> [Entries provided]
==================================================
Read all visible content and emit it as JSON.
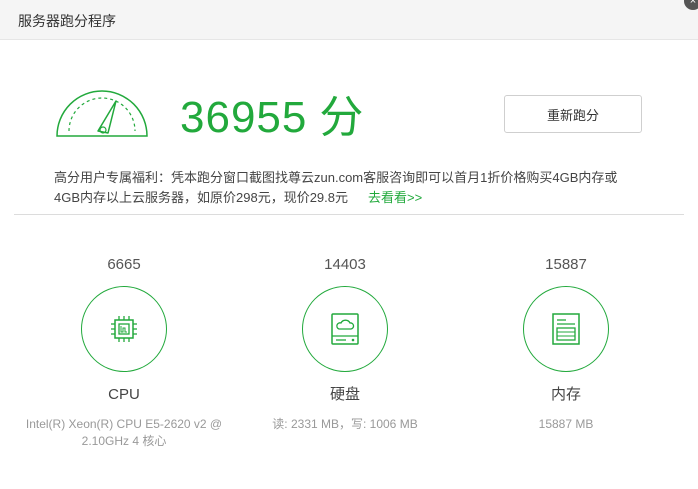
{
  "window": {
    "title": "服务器跑分程序",
    "close_label": "×"
  },
  "score": {
    "value": "36955",
    "unit": "分",
    "progress_fraction": 0.8
  },
  "rerun_button": {
    "label": "重新跑分"
  },
  "promo": {
    "line1": "高分用户专属福利：凭本跑分窗口截图找尊云zun.com客服咨询即可以首月1折价格购买4GB内存或",
    "line2": "4GB内存以上云服务器，如原价298元，现价29.8元",
    "link": "去看看>>"
  },
  "metrics": [
    {
      "score": "6665",
      "name": "CPU",
      "icon": "cpu-icon",
      "detail": "Intel(R) Xeon(R) CPU E5-2620 v2 @ 2.10GHz 4 核心"
    },
    {
      "score": "14403",
      "name": "硬盘",
      "icon": "hard-disk-cloud-icon",
      "detail": "读: 2331 MB，写: 1006 MB"
    },
    {
      "score": "15887",
      "name": "内存",
      "icon": "memory-icon",
      "detail": "15887 MB"
    }
  ],
  "colors": {
    "accent": "#22a93c",
    "titlebar_bg": "#f5f5f5"
  }
}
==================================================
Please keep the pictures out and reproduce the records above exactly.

> [Exercise answer]
Read all visible content and emit it as JSON.
{
  "window": {
    "title": "服务器跑分程序",
    "close_label": "×"
  },
  "score": {
    "value": "36955",
    "unit": "分",
    "progress_fraction": 0.8
  },
  "rerun_button": {
    "label": "重新跑分"
  },
  "promo": {
    "line1": "高分用户专属福利：凭本跑分窗口截图找尊云zun.com客服咨询即可以首月1折价格购买4GB内存或",
    "line2": "4GB内存以上云服务器，如原价298元，现价29.8元",
    "link": "去看看>>"
  },
  "metrics": [
    {
      "score": "6665",
      "name": "CPU",
      "icon": "cpu-icon",
      "detail": "Intel(R) Xeon(R) CPU E5-2620 v2 @ 2.10GHz 4 核心"
    },
    {
      "score": "14403",
      "name": "硬盘",
      "icon": "hard-disk-cloud-icon",
      "detail": "读: 2331 MB，写: 1006 MB"
    },
    {
      "score": "15887",
      "name": "内存",
      "icon": "memory-icon",
      "detail": "15887 MB"
    }
  ],
  "colors": {
    "accent": "#22a93c",
    "titlebar_bg": "#f5f5f5"
  }
}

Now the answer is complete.